is a blog about design, technology and culture written by Khoi Vinh, and has been more or less continuously published since December 2000 in New York City. Khoi is currently Principal Designer at Adobe, Design Chair at Wildcard and co-founder of Kidpost. Previously, Khoi was co-founder and CEO of Mixel (acquired by Etsy, Inc.), Design Director of The New York Times Online, and co-founder of the design studio Behavior, LLC. He is the author of “Ordering Disorder: Grid Principles for Web Design,” and was named one of Fast Company’s “fifty most influential designers in America.” Khoi lives in Crown Heights, Brooklyn with his wife and three children. Refer to the advertising and sponsorship page for inquiries.+
Support Your Local Web Designer Blogging Guy
There’s no advertising on Subtraction.com, as you may have noticed, and for the time being I’d like to keep it that way. It’s just nice, I think, to have at least one space in my life where there’s no advertising (at least none from third party advertisers, anyway). In lieu of the potential income that Google ads might bring me, I’m going to slowly start to look for non-obnoxious ways to make money off this site; this tee-shirt is the first attempt. If you like this shirt or love Helvetica, and/or if you’re a regular reader of Subtraction.com, then it would mean a heck of a lot to me if you buy one of these fine garments.
To sweeten the deal, I tried to make this package as attractive as possible. They’re printed on high-quality American Apparel Model No. 2001 tees, which are, without a doubt, some of the nicest general purpose tee-shirts that you can get, in case there’s anybody left out there who doesn’t know yet. All I wear, for the most part, are American Apparel tees.

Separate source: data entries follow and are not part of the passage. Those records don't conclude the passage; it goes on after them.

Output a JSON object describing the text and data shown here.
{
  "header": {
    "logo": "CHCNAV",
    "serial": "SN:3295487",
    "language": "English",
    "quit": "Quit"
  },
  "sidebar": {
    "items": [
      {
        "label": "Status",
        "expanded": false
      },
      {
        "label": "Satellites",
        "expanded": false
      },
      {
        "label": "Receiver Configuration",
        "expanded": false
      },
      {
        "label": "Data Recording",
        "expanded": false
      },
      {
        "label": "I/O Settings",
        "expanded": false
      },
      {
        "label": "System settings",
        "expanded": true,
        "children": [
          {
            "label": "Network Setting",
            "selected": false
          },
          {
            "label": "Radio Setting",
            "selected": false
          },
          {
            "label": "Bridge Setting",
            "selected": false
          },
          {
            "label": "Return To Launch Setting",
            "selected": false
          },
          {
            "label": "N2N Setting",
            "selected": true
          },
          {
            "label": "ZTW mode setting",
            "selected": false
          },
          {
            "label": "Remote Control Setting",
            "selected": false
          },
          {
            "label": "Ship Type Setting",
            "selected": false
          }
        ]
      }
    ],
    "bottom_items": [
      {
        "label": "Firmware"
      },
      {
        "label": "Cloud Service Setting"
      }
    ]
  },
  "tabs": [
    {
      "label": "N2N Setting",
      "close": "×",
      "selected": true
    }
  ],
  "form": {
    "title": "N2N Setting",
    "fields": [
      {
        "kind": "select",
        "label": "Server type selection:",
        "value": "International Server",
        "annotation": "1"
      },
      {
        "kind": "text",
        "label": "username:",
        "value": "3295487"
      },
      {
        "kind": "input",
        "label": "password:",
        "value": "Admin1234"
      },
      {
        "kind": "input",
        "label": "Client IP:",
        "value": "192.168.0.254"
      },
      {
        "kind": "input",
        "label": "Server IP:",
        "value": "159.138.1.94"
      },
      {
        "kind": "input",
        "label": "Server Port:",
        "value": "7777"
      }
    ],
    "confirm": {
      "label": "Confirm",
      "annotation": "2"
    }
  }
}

You’ll also get the original El Boton button, which is what started this whole Hel-Fucking-Vetica idea. I’ve also prepared a ‘tag’ to certify that these are, in fact, authentic Subtraction.com tees from the limited run of one hundred and fifty. These tags were painstakingly prepared by hand. Well, I printed them on a color laser printer, but I manually trimmed each and every one of them and then signed and numbered all hundred and fifty by hand. Youch. I think it was all worth it, though, and I hope you do too. Get yours now!+